No Vendor Lock-Ins – This is an unobtainable fantasy because once you buy hardware or software from a vendor, you create a relationship that requires resources to break. The lock-ins can be weak or strong, technical, financial, procedural, visible or invisible, emotional, or legal. Array replication technologies have historically been the most difficult to break because changing them can break so many things. The right business decision is to accept them where they provide needed capabilities or create competitive advantage. That said if we can acknowledge that NFS is perhaps the least sticky protocol in ubiquitous use, InfiniBox's NFS implementation can help users minimize lock-ins and potentially delay or avoid converting applications to S3 or other RESTful object protocols because it can store billions of files without performance imploding.

Lower Purchase Price – Without lower ownership, upgrade, and refresh costs, a low-cost storage solution can easily become an expensive storage solution. Since scale-up arrays usually just add media and enclosures when adding capacity vs. SDS scale-out arrays which usually add nodes, (complete with HBAs, microprocessors, DRAM, power supplies, blowers, and media) their cost of goods (COGs) is generally going to be higher than the COGs for an equivalent scale-up architecture such as an InfiniBox. This means that acquisition and maintenance costs are going to be set by the vendor's go-to-market strategy, competitive pressures, and the user's negotiating skills – ditto for upgrade costs. 

However, ownership costs are determined by more than acquisition, maintenance, power and cooling costs. Personnel, backup/restore, downtime, and lost opportunity costs (i.e., the lack of agility) are also significant contributors, and these are very heavily influenced by array automation, scripting capabilities, GUI ergonomics, data flows, code quality, and fault tolerance – all areas of InfiniBox excellence. While downtime costs are always hard to calculate, reframing the question into "How many extra downtime events need to occur before the inexpensive storage solution becomes a false saving?" If the answer is "one," it's probably not the best decision.

Bottom Line Conclusions
  • SDS is NOT going to displace on-premises primary storage arrays supporting mission-critical applications for the foreseeable future
  • HCIs account for the bulk of on-premises SDS usage for the foreseeable future
  • Whether SDS becomes a significant share of the secondary storage market remains to be determined
  • SDS instantiations of on-premises storage arrays, running on shared cloud infrastructures, will become a common hybrid cloud deployment model because it solves the technology translation problem at the infrastructure level that plagues current hybrid cloud deployment models
  • Deployments at the edge will remain a popular SDS use case because of its ability to improve data availability while reducing environmental footprints and costs
  • InfiniBox, InfiniGuard, and Neutrix Cloud are delivering many of the values SDS promises, without any of the accompanying risks, WITH satisfaction that has 99% of Infindat customers proclaiming that they recommend Infindat storage to their peers
About Stanley Zaffos

Stanley is the Sr. VP of Product Marketing at Infinidat.
Prior to joining Infinidat, he was a Research VP with Gartner focused on Infrastructure and Operations Management.
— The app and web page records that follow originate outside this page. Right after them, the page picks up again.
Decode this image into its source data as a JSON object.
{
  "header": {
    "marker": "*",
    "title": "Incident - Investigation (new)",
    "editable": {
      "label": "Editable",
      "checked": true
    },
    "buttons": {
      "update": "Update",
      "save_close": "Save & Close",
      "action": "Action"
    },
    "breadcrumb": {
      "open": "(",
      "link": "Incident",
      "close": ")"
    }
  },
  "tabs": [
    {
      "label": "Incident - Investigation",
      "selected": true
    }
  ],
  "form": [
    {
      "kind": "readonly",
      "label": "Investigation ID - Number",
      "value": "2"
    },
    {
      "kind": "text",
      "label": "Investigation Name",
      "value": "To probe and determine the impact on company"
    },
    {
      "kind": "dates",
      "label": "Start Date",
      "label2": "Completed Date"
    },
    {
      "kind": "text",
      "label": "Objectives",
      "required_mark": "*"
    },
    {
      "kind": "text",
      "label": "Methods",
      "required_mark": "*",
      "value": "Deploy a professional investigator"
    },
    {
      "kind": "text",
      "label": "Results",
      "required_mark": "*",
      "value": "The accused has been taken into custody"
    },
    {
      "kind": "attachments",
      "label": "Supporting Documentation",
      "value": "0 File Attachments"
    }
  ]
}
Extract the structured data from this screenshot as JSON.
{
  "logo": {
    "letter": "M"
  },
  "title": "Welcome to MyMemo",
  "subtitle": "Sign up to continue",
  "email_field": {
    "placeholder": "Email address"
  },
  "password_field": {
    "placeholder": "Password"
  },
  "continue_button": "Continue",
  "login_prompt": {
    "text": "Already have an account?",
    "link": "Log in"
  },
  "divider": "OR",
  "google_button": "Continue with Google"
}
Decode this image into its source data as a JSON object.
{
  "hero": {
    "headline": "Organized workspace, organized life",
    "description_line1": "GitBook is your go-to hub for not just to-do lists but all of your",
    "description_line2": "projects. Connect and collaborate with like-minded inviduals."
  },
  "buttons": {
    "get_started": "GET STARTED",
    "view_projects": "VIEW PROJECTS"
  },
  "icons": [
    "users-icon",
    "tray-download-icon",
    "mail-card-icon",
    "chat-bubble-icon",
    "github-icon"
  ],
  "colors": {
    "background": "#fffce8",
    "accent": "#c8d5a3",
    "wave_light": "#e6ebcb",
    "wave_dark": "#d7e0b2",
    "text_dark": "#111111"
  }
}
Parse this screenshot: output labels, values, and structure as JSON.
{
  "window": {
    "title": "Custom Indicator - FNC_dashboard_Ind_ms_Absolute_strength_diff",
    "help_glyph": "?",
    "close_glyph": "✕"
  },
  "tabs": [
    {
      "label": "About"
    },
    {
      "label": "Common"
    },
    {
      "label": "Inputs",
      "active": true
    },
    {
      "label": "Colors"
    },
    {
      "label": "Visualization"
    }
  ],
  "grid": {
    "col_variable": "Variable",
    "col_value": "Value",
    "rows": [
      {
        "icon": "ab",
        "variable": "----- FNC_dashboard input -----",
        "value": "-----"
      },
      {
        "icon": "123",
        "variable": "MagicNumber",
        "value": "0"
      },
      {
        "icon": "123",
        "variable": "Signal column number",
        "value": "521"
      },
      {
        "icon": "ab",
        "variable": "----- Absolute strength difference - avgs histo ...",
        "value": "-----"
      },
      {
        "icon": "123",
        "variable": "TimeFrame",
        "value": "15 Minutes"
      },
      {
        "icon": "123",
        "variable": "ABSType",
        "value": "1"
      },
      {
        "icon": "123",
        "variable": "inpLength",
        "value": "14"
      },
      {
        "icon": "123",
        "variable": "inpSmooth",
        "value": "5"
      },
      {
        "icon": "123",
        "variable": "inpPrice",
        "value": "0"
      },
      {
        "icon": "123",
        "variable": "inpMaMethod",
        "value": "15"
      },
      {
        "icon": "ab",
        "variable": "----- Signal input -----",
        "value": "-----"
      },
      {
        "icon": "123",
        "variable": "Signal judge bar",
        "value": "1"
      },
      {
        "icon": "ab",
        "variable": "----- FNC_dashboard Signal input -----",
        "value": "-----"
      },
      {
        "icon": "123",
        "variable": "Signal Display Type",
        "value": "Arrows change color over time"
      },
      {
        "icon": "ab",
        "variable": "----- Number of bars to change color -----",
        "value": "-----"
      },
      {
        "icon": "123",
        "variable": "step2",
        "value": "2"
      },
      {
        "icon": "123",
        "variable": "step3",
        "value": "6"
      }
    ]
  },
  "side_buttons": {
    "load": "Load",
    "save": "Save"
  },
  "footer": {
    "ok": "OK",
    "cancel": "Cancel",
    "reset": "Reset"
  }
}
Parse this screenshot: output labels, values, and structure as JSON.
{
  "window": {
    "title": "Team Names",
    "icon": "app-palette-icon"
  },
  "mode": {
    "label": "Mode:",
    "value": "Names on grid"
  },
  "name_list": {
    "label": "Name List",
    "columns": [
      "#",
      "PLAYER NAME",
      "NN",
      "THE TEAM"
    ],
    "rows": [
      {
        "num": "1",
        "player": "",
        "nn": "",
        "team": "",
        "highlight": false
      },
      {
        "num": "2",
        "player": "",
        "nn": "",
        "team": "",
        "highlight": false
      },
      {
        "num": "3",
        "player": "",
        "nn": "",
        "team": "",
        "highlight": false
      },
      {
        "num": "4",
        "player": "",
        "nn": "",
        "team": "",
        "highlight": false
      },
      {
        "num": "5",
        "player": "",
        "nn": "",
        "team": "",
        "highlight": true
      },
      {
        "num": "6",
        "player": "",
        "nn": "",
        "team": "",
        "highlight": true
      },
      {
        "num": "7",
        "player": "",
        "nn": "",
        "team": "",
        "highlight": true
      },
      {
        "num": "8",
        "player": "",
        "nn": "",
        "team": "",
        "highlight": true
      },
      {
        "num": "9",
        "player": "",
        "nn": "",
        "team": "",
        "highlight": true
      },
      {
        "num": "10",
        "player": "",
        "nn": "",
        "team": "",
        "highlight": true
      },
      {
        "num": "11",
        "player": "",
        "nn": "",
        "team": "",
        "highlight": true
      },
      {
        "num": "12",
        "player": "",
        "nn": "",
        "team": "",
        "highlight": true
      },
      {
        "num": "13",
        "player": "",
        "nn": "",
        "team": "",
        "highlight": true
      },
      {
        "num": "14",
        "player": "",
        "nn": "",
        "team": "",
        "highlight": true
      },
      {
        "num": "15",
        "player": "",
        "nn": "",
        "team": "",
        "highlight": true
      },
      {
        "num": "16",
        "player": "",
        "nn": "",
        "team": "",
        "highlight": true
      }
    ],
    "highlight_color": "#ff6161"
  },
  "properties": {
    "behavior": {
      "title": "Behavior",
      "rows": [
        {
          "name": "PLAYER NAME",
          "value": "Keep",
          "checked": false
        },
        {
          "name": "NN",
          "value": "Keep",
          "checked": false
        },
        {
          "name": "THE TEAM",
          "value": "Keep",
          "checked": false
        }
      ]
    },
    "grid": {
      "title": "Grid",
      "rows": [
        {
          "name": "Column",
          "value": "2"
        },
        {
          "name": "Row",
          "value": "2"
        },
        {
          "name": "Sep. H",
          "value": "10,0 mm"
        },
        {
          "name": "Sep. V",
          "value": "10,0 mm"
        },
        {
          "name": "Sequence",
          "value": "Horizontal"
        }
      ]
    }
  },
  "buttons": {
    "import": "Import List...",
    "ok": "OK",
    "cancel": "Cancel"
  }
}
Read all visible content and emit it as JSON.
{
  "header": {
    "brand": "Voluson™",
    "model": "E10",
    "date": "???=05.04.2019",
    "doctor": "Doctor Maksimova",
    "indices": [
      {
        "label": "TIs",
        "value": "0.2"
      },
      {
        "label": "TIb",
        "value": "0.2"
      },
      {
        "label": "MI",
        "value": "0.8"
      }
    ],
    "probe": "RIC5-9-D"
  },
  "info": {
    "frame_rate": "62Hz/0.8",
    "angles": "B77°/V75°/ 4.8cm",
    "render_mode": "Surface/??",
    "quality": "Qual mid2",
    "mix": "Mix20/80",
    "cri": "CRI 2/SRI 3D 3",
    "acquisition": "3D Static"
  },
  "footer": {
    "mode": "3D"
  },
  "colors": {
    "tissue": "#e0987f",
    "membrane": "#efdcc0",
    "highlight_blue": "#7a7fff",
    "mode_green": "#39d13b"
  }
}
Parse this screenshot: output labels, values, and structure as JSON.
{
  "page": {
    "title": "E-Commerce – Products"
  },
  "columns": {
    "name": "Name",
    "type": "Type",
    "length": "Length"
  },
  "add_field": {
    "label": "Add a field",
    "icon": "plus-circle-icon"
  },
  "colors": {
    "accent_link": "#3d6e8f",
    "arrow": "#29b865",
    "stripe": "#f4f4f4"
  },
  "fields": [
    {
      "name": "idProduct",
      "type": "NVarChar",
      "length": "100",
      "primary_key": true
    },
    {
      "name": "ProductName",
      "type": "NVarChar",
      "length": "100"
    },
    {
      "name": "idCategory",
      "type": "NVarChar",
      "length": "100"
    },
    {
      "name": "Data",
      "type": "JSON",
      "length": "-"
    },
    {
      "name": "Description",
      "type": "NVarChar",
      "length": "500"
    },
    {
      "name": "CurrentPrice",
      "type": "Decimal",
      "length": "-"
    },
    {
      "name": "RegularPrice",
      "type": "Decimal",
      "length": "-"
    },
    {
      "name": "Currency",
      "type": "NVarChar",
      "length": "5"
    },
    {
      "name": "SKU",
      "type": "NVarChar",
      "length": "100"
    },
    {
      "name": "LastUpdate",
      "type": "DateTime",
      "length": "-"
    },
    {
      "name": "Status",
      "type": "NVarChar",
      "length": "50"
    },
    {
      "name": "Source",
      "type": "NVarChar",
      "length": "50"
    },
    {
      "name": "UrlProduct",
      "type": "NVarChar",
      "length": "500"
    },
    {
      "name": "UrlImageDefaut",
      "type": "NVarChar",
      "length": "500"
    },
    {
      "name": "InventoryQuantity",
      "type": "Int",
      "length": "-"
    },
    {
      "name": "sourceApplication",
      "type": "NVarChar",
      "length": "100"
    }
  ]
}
His areas of expertise cover storage systems, emerging storage technologies, software-defined storage, hyper-converged infrastructure, and hybrid cloud infrastructure. He's worked with numerous clients to develop messaging and collateral that maximizes the impact of their product announcements and sales training, as well as helping to define roadmaps that ensure ongoing competitive advantage.